He arrived with a battered satchel, looking just like in the movies, only maybe a bit older and more tired. Like everyone else had so far, he broke into a grin upon seeing our flock of red, pink and orange sherbet-clad girls in swinging 60s wear.

I felt really self-conscious the first take or two, as the camera barreled right in amongst us. Several girls were asked to do "crosses", ie walk right in front of the camera, to make the scene look more natural. They had to watch their feet and not trip over the little railroad tracks.

I’d heard moviemaking was a slow process; now I was witnessing just how slow!
After doing this scene umpteen times, they finally declared us ready for a break while they set up the next scene. We all milled around tiredly in our extras' holding room. "Boy, I sure wish there was some coffee," several of us piped up.

"There’s coffee on the Craft Services truck," Tina Buckingham told us. (She was the extras recruiter.) We all trooped out the back door excitedly, almost running for the catering truck planted in the back parking lot. As it turned out, they were fresh out of coffee, but had an incredible array of treats to snack on: fresh guacamole, Trader Joe’s tea (both of which I hadn’t enjoyed since leaving Oregon), bottles of ginseng, candy, almonds and dried fruits. The list goes on. We were also surprised to see as many medicines as a drug store–bottles and bottles of asprin, cold medicine, band aids, pms meds, enough things to stock a small town–which is what a movie set resembles!

More and more I was feeling like I’d been invited to a very special all-girl slumber and pig out party!

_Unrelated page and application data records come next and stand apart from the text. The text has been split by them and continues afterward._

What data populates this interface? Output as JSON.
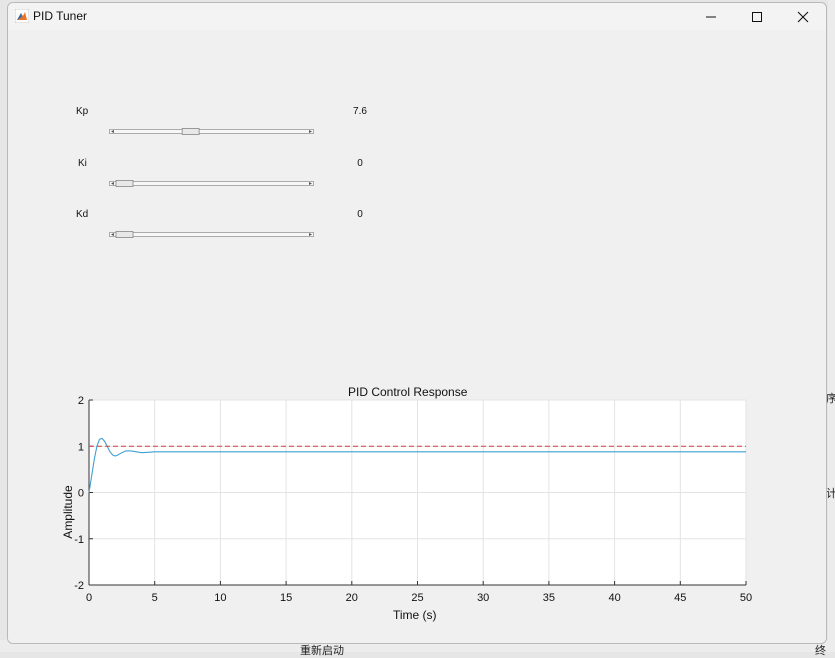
{
  "window": {
    "title": "PID Tuner"
  },
  "controls": [
    {
      "name": "Kp",
      "value": "7.6",
      "fraction": 0.38
    },
    {
      "name": "Ki",
      "value": "0",
      "fraction": 0.0
    },
    {
      "name": "Kd",
      "value": "0",
      "fraction": 0.0
    }
  ],
  "chart_data": {
    "type": "line",
    "title": "PID Control Response",
    "xlabel": "Time (s)",
    "ylabel": "Amplitude",
    "xlim": [
      0,
      50
    ],
    "ylim": [
      -2,
      2
    ],
    "xticks": [
      0,
      5,
      10,
      15,
      20,
      25,
      30,
      35,
      40,
      45,
      50
    ],
    "yticks": [
      -2,
      -1,
      0,
      1,
      2
    ],
    "grid": true,
    "series": [
      {
        "style": "solid",
        "color": "#3fa0d0",
        "x": [
          0,
          0.2,
          0.4,
          0.6,
          0.8,
          1.0,
          1.2,
          1.4,
          1.6,
          1.8,
          2.0,
          2.2,
          2.5,
          2.8,
          3.2,
          3.6,
          4.0,
          4.5,
          5.0,
          6.0,
          8.0,
          10,
          20,
          30,
          40,
          50
        ],
        "y": [
          0,
          0.35,
          0.72,
          1.0,
          1.15,
          1.17,
          1.1,
          0.99,
          0.88,
          0.81,
          0.79,
          0.81,
          0.86,
          0.9,
          0.9,
          0.88,
          0.86,
          0.87,
          0.88,
          0.88,
          0.88,
          0.88,
          0.88,
          0.88,
          0.88,
          0.88
        ]
      },
      {
        "style": "dashed",
        "color": "#d9534f",
        "x": [
          0,
          50
        ],
        "y": [
          1,
          1
        ]
      }
    ]
  },
  "colors": {
    "response": "#3fa0d0",
    "reference": "#d9534f"
  },
  "desktop_fragments": [
    "序",
    "计",
    "重新启动",
    "终"
  ]
}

Our next scene was a lot more raucous than the last. It was set later in the day. The party was getting out of control. We manicurists were drinking champagne, talking and laughing, and then Sam Shepard came down to the phone booth to call his long-lost son. First the girl dressed in the skimpy, fringed western outfit went up to the glass wall of the booth where he was standing and kissed it. Then two crazy fans went up to it and took their tops off!

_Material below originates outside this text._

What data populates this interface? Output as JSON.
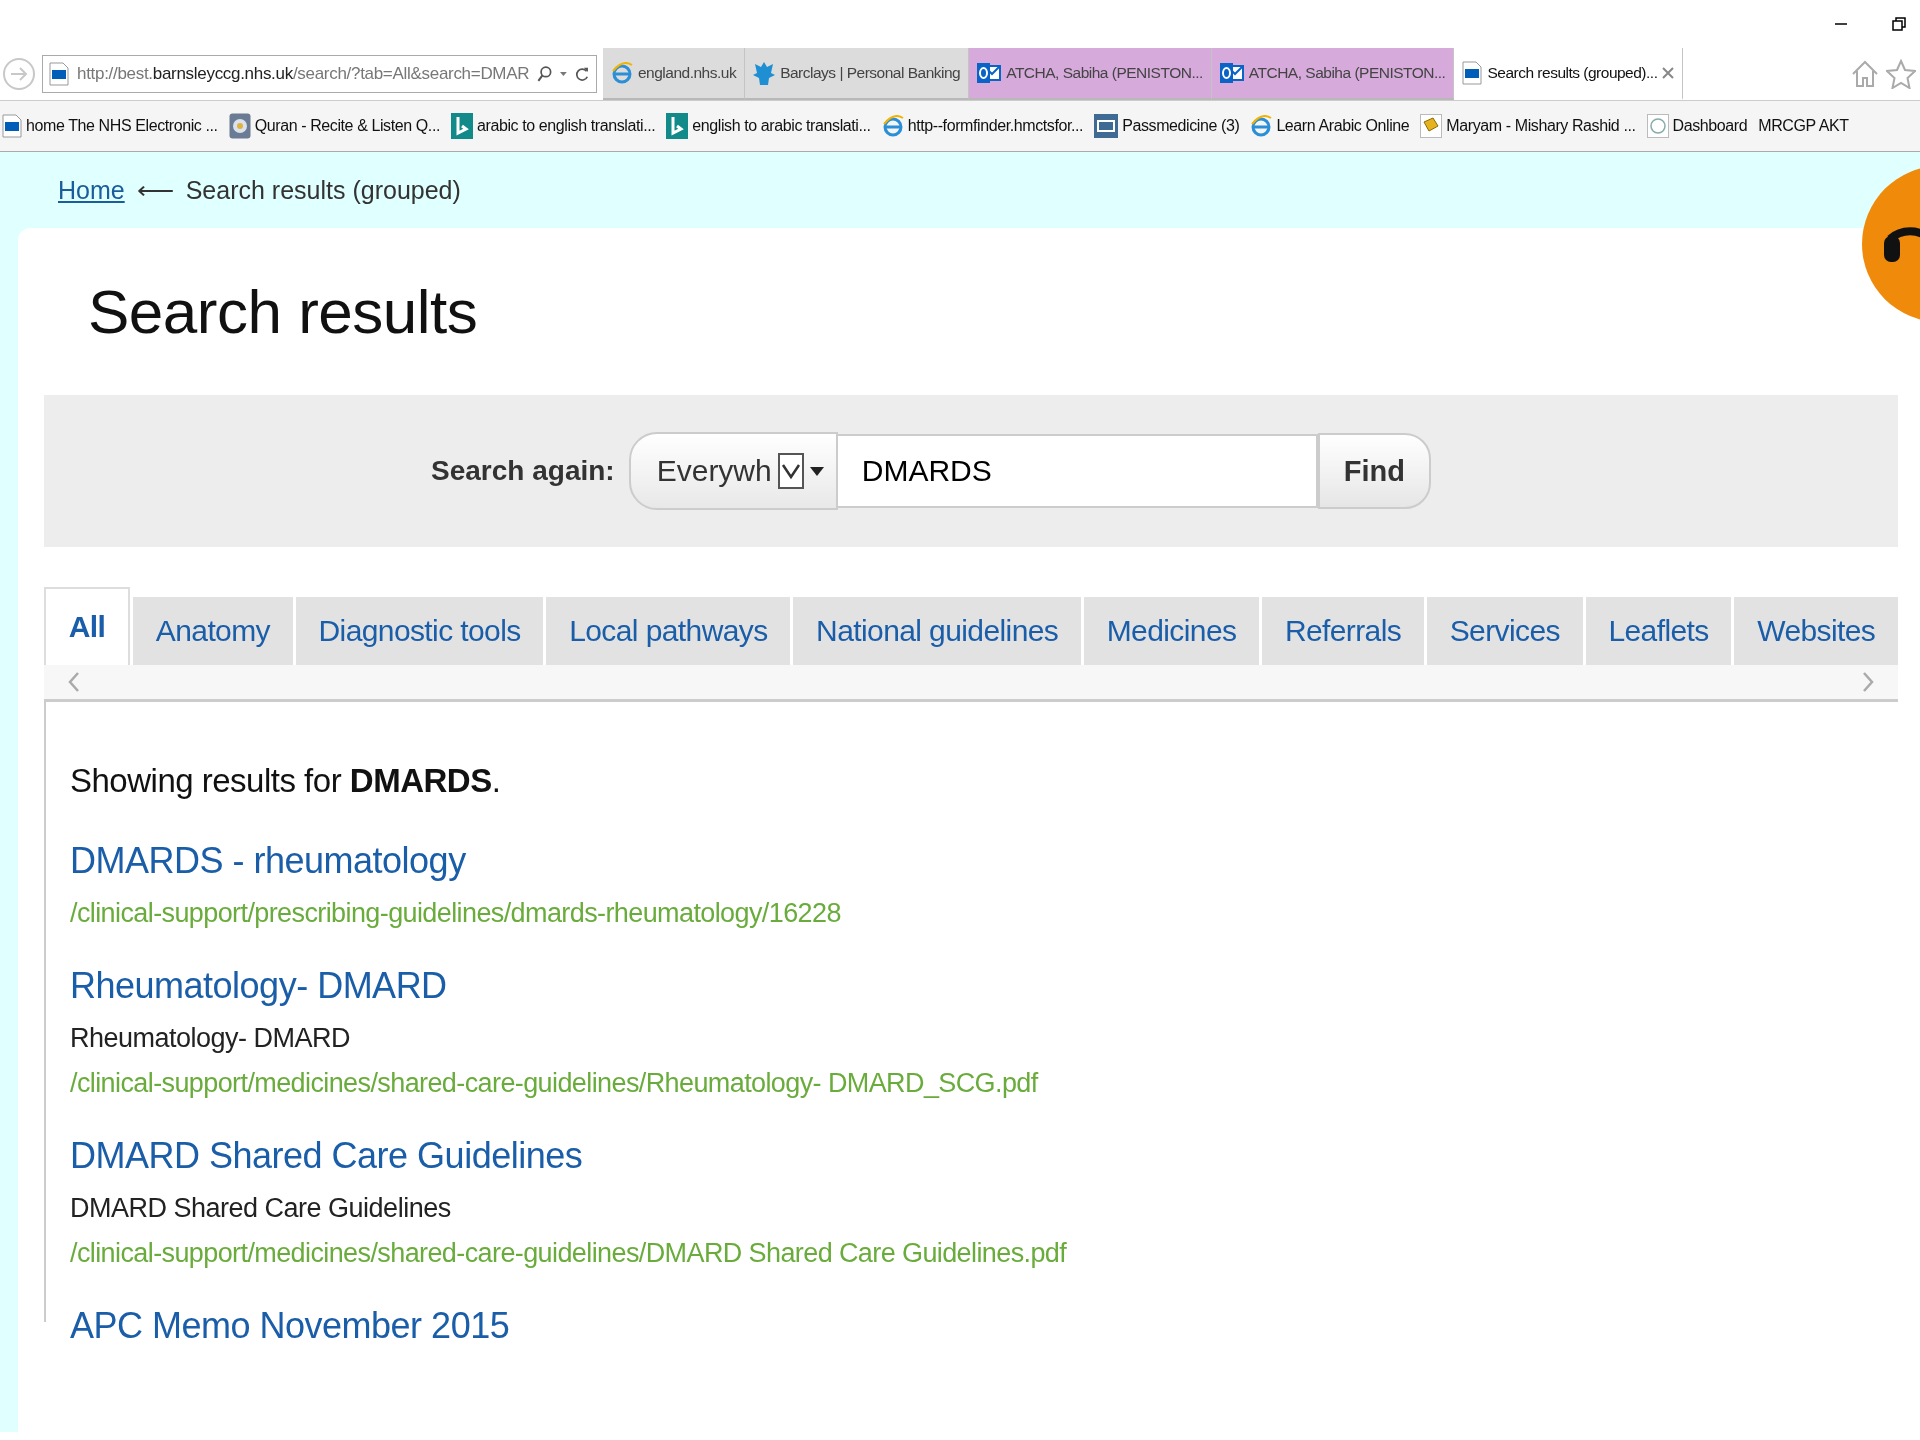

I was positioned in a small circle of women, and we were to talk and laugh raucously. Right in front of us was another small group with a champagne bottle. One girl was to shake up the champagne and then let her finger off the top, causing it to shoot up in the air. Well, each take when she did this, the champagne shot straight up and hit the ceiling, and then landed on my head! So I was not faking or acting when I’d shriek during each take, from cold champagne hitting me. Does that qualify as method acting I wonder?

The girls who were near the "breast baring" action of course had to shriek and point.

Well, after shooting the scene over and over from the one angle, they reconfigured the scene, and placed me and an Asian girl named Malu right next to the main action!
We were to talk and hug, move aside to let two swaying, "tipsy" girls through, watch the girl kiss the glass, and then be shocked when the girls bared their breasts. Let me tell you, I did not have to pretend to be shocked! I jumped each time they did it.

We didn’t get through until 2 Am. One girl told me she’d been an extra before, and they hadn’t wrapped shooting until 6 Am. After being there, I can understand why. It takes so long to set everything up and get everyone in place that they have to just keep plugging away until they are done. I can now understand how many hours of work it takes to make one minute or less of a movie.

I have to say that everyone, from the crew, to the star and the director, were kind and friendly to we extras. We were not treated like cattle, but like important participants.

As Uri explained to us, the final shot of the day, the one that will be kept and printed, is called "the martini shot."

My final memory: driving off into the lights of Butte with stars in my eyes, with a great story to tell my co-workers, relatives and friends.

And you’d better believe there were a lot of people who were kicking themselves the next morning that they hadn’t gone to the audition! One of my friends remarked, "maybe I’d better start reading the paper. . ."